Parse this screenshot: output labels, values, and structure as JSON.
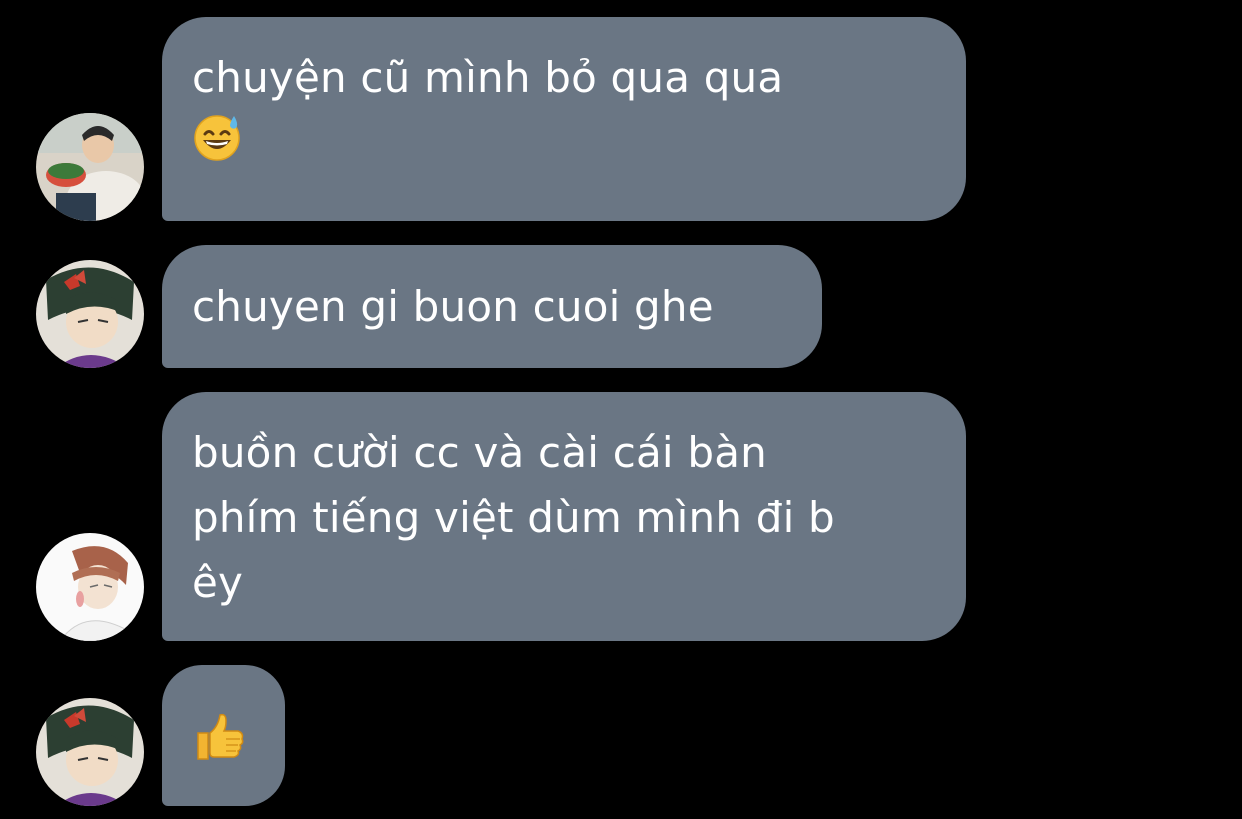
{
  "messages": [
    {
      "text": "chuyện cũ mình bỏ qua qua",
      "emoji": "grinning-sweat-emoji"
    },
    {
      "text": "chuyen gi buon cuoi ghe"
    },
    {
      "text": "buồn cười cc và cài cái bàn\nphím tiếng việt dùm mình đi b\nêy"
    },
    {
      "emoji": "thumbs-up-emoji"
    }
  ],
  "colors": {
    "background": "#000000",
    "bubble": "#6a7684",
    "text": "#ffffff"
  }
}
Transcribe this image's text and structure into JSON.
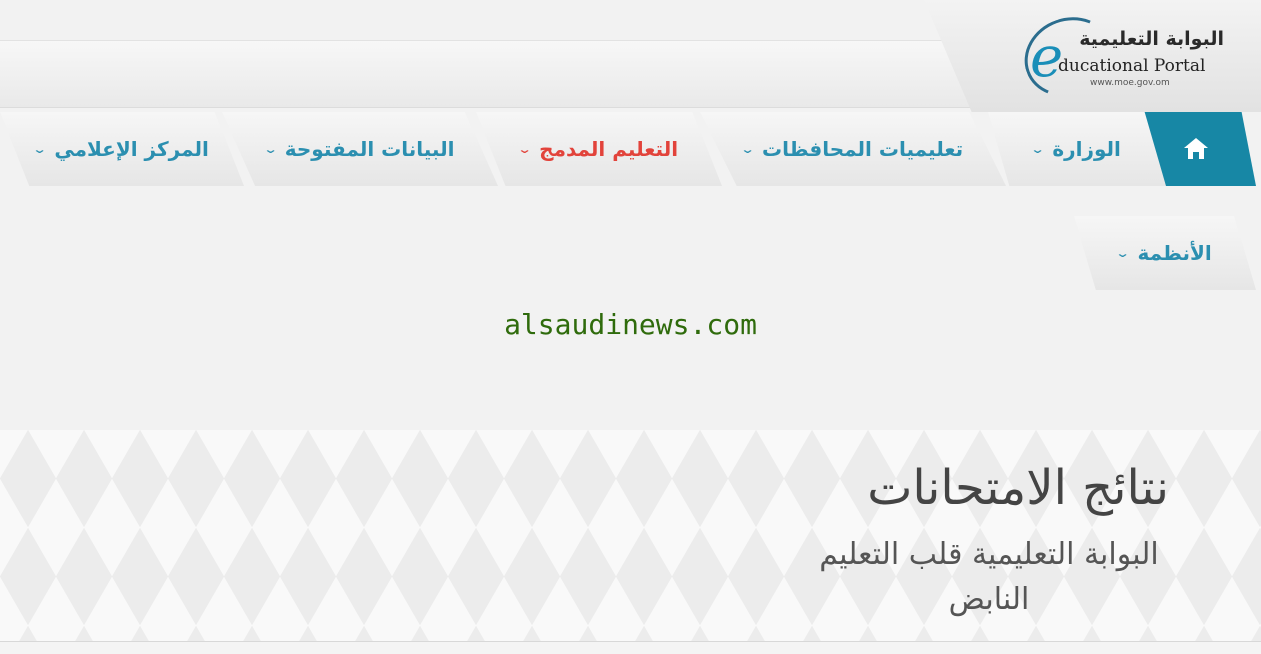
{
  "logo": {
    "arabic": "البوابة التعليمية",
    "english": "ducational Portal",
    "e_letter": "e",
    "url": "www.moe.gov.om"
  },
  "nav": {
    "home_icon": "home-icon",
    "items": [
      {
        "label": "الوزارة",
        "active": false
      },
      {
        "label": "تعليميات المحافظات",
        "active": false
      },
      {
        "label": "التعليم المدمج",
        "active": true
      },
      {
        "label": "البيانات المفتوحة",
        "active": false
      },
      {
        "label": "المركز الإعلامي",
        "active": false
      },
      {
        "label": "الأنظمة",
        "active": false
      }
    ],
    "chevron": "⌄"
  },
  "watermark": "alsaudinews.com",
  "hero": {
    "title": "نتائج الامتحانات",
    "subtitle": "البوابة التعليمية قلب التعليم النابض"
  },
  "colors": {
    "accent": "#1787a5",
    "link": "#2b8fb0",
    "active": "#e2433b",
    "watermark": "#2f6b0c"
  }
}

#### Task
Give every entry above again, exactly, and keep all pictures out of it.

#### Solution for this problem
Parse this screenshot: output labels, values, and structure as JSON.
{
  "messages": [
    {
      "text": "chuyện cũ mình bỏ qua qua",
      "emoji": "grinning-sweat-emoji"
    },
    {
      "text": "chuyen gi buon cuoi ghe"
    },
    {
      "text": "buồn cười cc và cài cái bàn\nphím tiếng việt dùm mình đi b\nêy"
    },
    {
      "emoji": "thumbs-up-emoji"
    }
  ],
  "colors": {
    "background": "#000000",
    "bubble": "#6a7684",
    "text": "#ffffff"
  }
}
Transcribe this image's text and structure into JSON.
{
  "logo": {
    "arabic": "البوابة التعليمية",
    "english": "ducational Portal",
    "e_letter": "e",
    "url": "www.moe.gov.om"
  },
  "nav": {
    "home_icon": "home-icon",
    "items": [
      {
        "label": "الوزارة",
        "active": false
      },
      {
        "label": "تعليميات المحافظات",
        "active": false
      },
      {
        "label": "التعليم المدمج",
        "active": true
      },
      {
        "label": "البيانات المفتوحة",
        "active": false
      },
      {
        "label": "المركز الإعلامي",
        "active": false
      },
      {
        "label": "الأنظمة",
        "active": false
      }
    ],
    "chevron": "⌄"
  },
  "watermark": "alsaudinews.com",
  "hero": {
    "title": "نتائج الامتحانات",
    "subtitle": "البوابة التعليمية قلب التعليم النابض"
  },
  "colors": {
    "accent": "#1787a5",
    "link": "#2b8fb0",
    "active": "#e2433b",
    "watermark": "#2f6b0c"
  }
}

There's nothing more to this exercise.